Now I’m going to listen to some music and it terrifies me what I’ll pick. Thank god I have no Joni Mitchell. I don’t either, none. Henry Threadgill, then. Makin’ a Move, a wonderfully mad record. It’s spinning crazily as I write this, with all that drum and tuba groove. It glops. Glops good. Glops real good. Though maybe glop isn’t the correct term for this either.

Louie Louie

I was at a punk rock party in a huge house on California’s central coast about a million years ago and a band was playing Louie Louie for an hour interrupted only by a guy trying to shove a beer bottle up his ass until his wife stopped him. I walked outside and there were a zillion stars and the songs of night birds and coyotes over the distant surf. Then Louie Louie started up again.

Retired guyness

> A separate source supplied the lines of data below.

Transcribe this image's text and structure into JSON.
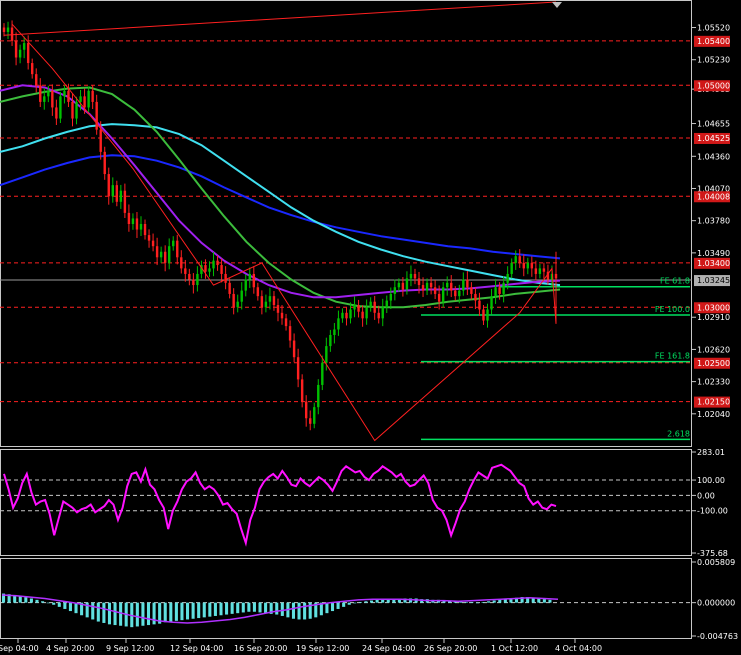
{
  "chart_data": {
    "type": "line",
    "colors": {
      "background": "#000000",
      "frame": "#c8c8c8",
      "bull": "#00c000",
      "bear": "#ff2020",
      "price_level": "#ff2020",
      "fib": "#00e060",
      "zigzag": "#ff2020",
      "ma_cyan": "#40e0f0",
      "ma_blue": "#1a28ff",
      "ma_green": "#3cbc3c",
      "ma_purple": "#a020f0",
      "cci": "#ff10ff",
      "macd_hist": "#60e0e0",
      "macd_signal": "#b030ff",
      "current_price_tag": "#b0b0b0"
    },
    "main_panel": {
      "ylim": [
        1.0175,
        1.0575
      ],
      "y_ticks": [
        1.0552,
        1.0523,
        1.04965,
        1.04655,
        1.0436,
        1.0407,
        1.0378,
        1.0349,
        1.0291,
        1.0262,
        1.0233,
        1.0204
      ],
      "y_tick_labels": [
        "1.05520",
        "1.05230",
        "1.04965",
        "1.04655",
        "1.04360",
        "1.04070",
        "1.03780",
        "1.03490",
        "1.02910",
        "1.02620",
        "1.02330",
        "1.02040"
      ],
      "current_price": 1.03245,
      "current_price_label": "1.03245",
      "level_lines": [
        {
          "value": 1.054,
          "label": "1.05400"
        },
        {
          "value": 1.05,
          "label": "1.05000"
        },
        {
          "value": 1.04525,
          "label": "1.04525"
        },
        {
          "value": 1.04,
          "label": "1.04008"
        },
        {
          "value": 1.034,
          "label": "1.03400"
        },
        {
          "value": 1.03,
          "label": "1.03000"
        },
        {
          "value": 1.025,
          "label": "1.02500"
        },
        {
          "value": 1.0215,
          "label": "1.02150"
        }
      ],
      "fib_levels": [
        {
          "value": 1.03185,
          "label": "FE 61.8"
        },
        {
          "value": 1.0293,
          "label": "FE 100.0"
        },
        {
          "value": 1.0251,
          "label": "FE 161.8"
        },
        {
          "value": 1.0181,
          "label": "2.618"
        }
      ],
      "zigzag": [
        [
          2,
          1.0555
        ],
        [
          12,
          1.0515
        ],
        [
          32,
          1.0425
        ],
        [
          52,
          1.032
        ],
        [
          64,
          1.034
        ],
        [
          92,
          1.018
        ],
        [
          128,
          1.0295
        ],
        [
          136,
          1.0335
        ],
        [
          146,
          1.0285
        ],
        [
          150,
          1.031
        ],
        [
          161,
          1.035
        ]
      ],
      "trendline": [
        [
          0,
          1.0545
        ],
        [
          170,
          1.0575
        ]
      ],
      "candles_close": [
        1.0548,
        1.0552,
        1.054,
        1.0525,
        1.0532,
        1.0538,
        1.052,
        1.051,
        1.05,
        1.0485,
        1.049,
        1.0495,
        1.048,
        1.047,
        1.049,
        1.0495,
        1.0485,
        1.047,
        1.0485,
        1.049,
        1.048,
        1.0495,
        1.0485,
        1.046,
        1.044,
        1.042,
        1.04,
        1.041,
        1.0395,
        1.0405,
        1.0385,
        1.0375,
        1.038,
        1.037,
        1.0375,
        1.0365,
        1.036,
        1.0355,
        1.0345,
        1.035,
        1.034,
        1.0355,
        1.036,
        1.0345,
        1.0335,
        1.033,
        1.0325,
        1.032,
        1.033,
        1.0338,
        1.0332,
        1.0335,
        1.0342,
        1.0338,
        1.033,
        1.0322,
        1.0312,
        1.03,
        1.0305,
        1.0315,
        1.0325,
        1.033,
        1.0318,
        1.031,
        1.03,
        1.0305,
        1.031,
        1.0302,
        1.0295,
        1.029,
        1.0283,
        1.027,
        1.0255,
        1.0235,
        1.0215,
        1.02,
        1.0195,
        1.021,
        1.023,
        1.025,
        1.0265,
        1.0275,
        1.028,
        1.029,
        1.0295,
        1.029,
        1.0298,
        1.0302,
        1.0296,
        1.029,
        1.03,
        1.0305,
        1.0295,
        1.029,
        1.03,
        1.0306,
        1.0312,
        1.0318,
        1.0322,
        1.0316,
        1.0326,
        1.033,
        1.0326,
        1.032,
        1.0315,
        1.0322,
        1.0318,
        1.0312,
        1.0305,
        1.0318,
        1.0322,
        1.0315,
        1.031,
        1.0315,
        1.0325,
        1.0318,
        1.0312,
        1.0306,
        1.0298,
        1.0288,
        1.0298,
        1.031,
        1.0318,
        1.0312,
        1.0322,
        1.033,
        1.034,
        1.0346,
        1.034,
        1.0335,
        1.034,
        1.0335,
        1.033,
        1.0335,
        1.0332,
        1.0325,
        1.033,
        1.0326
      ],
      "ma_cyan": [
        1.044,
        1.0445,
        1.0452,
        1.0458,
        1.0463,
        1.0465,
        1.0464,
        1.0462,
        1.0456,
        1.0446,
        1.0432,
        1.0418,
        1.0404,
        1.039,
        1.0378,
        1.0368,
        1.0359,
        1.0352,
        1.0346,
        1.0341,
        1.0337,
        1.0333,
        1.0329,
        1.0325,
        1.0322,
        1.032
      ],
      "ma_blue": [
        1.041,
        1.0417,
        1.0424,
        1.043,
        1.0435,
        1.0437,
        1.0436,
        1.0432,
        1.0426,
        1.0418,
        1.0408,
        1.0399,
        1.039,
        1.0383,
        1.0377,
        1.0372,
        1.0368,
        1.0364,
        1.0361,
        1.0358,
        1.0355,
        1.0353,
        1.035,
        1.0348,
        1.0346,
        1.0344
      ],
      "ma_green": [
        1.0485,
        1.049,
        1.0494,
        1.0497,
        1.0498,
        1.0492,
        1.0478,
        1.0458,
        1.0433,
        1.0407,
        1.0382,
        1.0359,
        1.034,
        1.0325,
        1.0313,
        1.0305,
        1.0301,
        1.03,
        1.03,
        1.0302,
        1.0305,
        1.0307,
        1.0309,
        1.0312,
        1.0314,
        1.0316
      ],
      "ma_purple": [
        1.0495,
        1.05,
        1.0498,
        1.049,
        1.0474,
        1.0452,
        1.0428,
        1.0403,
        1.0378,
        1.0358,
        1.0342,
        1.033,
        1.032,
        1.0313,
        1.0309,
        1.0309,
        1.0311,
        1.0313,
        1.0315,
        1.0316,
        1.0316,
        1.0317,
        1.0319,
        1.0321,
        1.0323,
        1.0324
      ]
    },
    "cci_panel": {
      "ylim": [
        -375.68,
        283.01
      ],
      "y_tick_labels": [
        "283.01",
        "100.00",
        "0.00",
        "-100.00",
        "-375.68"
      ],
      "levels": [
        100,
        0,
        -100
      ],
      "values": [
        140,
        40,
        -80,
        -20,
        80,
        140,
        20,
        -60,
        -40,
        -30,
        -120,
        -260,
        -150,
        -40,
        -60,
        -80,
        -110,
        -90,
        -80,
        -60,
        -110,
        -90,
        -70,
        -30,
        -60,
        -160,
        -80,
        60,
        140,
        150,
        90,
        170,
        70,
        40,
        -30,
        -80,
        -220,
        -100,
        -40,
        40,
        90,
        110,
        150,
        80,
        40,
        60,
        40,
        0,
        -60,
        -50,
        -90,
        -120,
        -220,
        -310,
        -160,
        -80,
        40,
        90,
        120,
        140,
        110,
        160,
        120,
        70,
        60,
        110,
        80,
        60,
        90,
        120,
        100,
        70,
        30,
        90,
        160,
        190,
        170,
        150,
        160,
        120,
        100,
        140,
        160,
        190,
        170,
        150,
        120,
        140,
        90,
        60,
        70,
        100,
        130,
        80,
        -30,
        -80,
        -100,
        -160,
        -260,
        -180,
        -90,
        -40,
        40,
        100,
        150,
        130,
        110,
        180,
        190,
        200,
        180,
        160,
        120,
        80,
        60,
        -20,
        -60,
        -40,
        -80,
        -90,
        -60,
        -70
      ],
      "show_series_name": false
    },
    "macd_panel": {
      "ylim": [
        -0.004763,
        0.005809
      ],
      "y_tick_labels": [
        "0.005809",
        "0.000000",
        "-0.004763"
      ],
      "hist": [
        0.0013,
        0.0012,
        0.0011,
        0.001,
        0.0008,
        0.0006,
        0.0004,
        0.0002,
        0.0,
        -0.0003,
        -0.0006,
        -0.0009,
        -0.0012,
        -0.0015,
        -0.0018,
        -0.0021,
        -0.0024,
        -0.0027,
        -0.0029,
        -0.0031,
        -0.0032,
        -0.0033,
        -0.0034,
        -0.0035,
        -0.0034,
        -0.0033,
        -0.0032,
        -0.0031,
        -0.003,
        -0.0028,
        -0.0027,
        -0.0026,
        -0.0025,
        -0.0024,
        -0.0023,
        -0.0022,
        -0.0021,
        -0.002,
        -0.0019,
        -0.0018,
        -0.0017,
        -0.0016,
        -0.0015,
        -0.0014,
        -0.0013,
        -0.0013,
        -0.0014,
        -0.0015,
        -0.0016,
        -0.0017,
        -0.0019,
        -0.0021,
        -0.0023,
        -0.0024,
        -0.0024,
        -0.0023,
        -0.0021,
        -0.0018,
        -0.0015,
        -0.0012,
        -0.0009,
        -0.0006,
        -0.0003,
        -0.0001,
        0.0001,
        0.0002,
        0.0003,
        0.0004,
        0.0004,
        0.0005,
        0.0005,
        0.0005,
        0.0006,
        0.0006,
        0.0006,
        0.0005,
        0.0005,
        0.0004,
        0.0004,
        0.0003,
        0.0003,
        0.0002,
        0.0002,
        0.0001,
        0.0001,
        0.0,
        0.0001,
        0.0002,
        0.0003,
        0.0004,
        0.0005,
        0.0006,
        0.0007,
        0.0008,
        0.0008,
        0.0007,
        0.0006,
        0.0005,
        0.0004
      ],
      "signal": [
        0.0011,
        0.001,
        0.0008,
        0.0006,
        0.0003,
        0.0,
        -0.0004,
        -0.0008,
        -0.0013,
        -0.0018,
        -0.0022,
        -0.0026,
        -0.0028,
        -0.0029,
        -0.0028,
        -0.0026,
        -0.0024,
        -0.0021,
        -0.0017,
        -0.0013,
        -0.001,
        -0.0006,
        -0.0003,
        0.0,
        0.0002,
        0.0004,
        0.0005,
        0.0005,
        0.0005,
        0.0004,
        0.0003,
        0.0003,
        0.0002,
        0.0003,
        0.0004,
        0.0005,
        0.0006,
        0.0007,
        0.0006,
        0.0005
      ]
    },
    "x_tick_labels": [
      "Sep 04:00",
      "4 Sep 20:00",
      "9 Sep 12:00",
      "12 Sep 04:00",
      "16 Sep 20:00",
      "19 Sep 12:00",
      "24 Sep 04:00",
      "26 Sep 20:00",
      "1 Oct 12:00",
      "4 Oct 04:00"
    ]
  }
}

At that stage of retired guyness where I realize what we really need is a paper towel roll hanger that can adhere adhesively inside to one of the doors under the bathroom sink. I mentioned that to Fyl as I replaced the light bulb in the refrigerator. Sure, she said. Being that I already ordered adhesive hooks to hang the new brushes from the inside of the doors under the kitchen sink, she was not that surprised. It came to me as I was shaving off my latest retired guy trapped inside the house beard. Not that I wanted a beard. It just seem like a lot of work shaving it. Anyway, it’s gone now and the skin suddenly revealed is shiny and smooth and disturbingly metrosexual. Lack of sun combined with last year’s Covid Miracle Cure vitamin D supplements, I suppose. I still take it twice a day. Plus I cleared the slow draining bathroom sink with one of the new brushes while shaving. Multi-tasking. Tell me I’m not earning that social security check.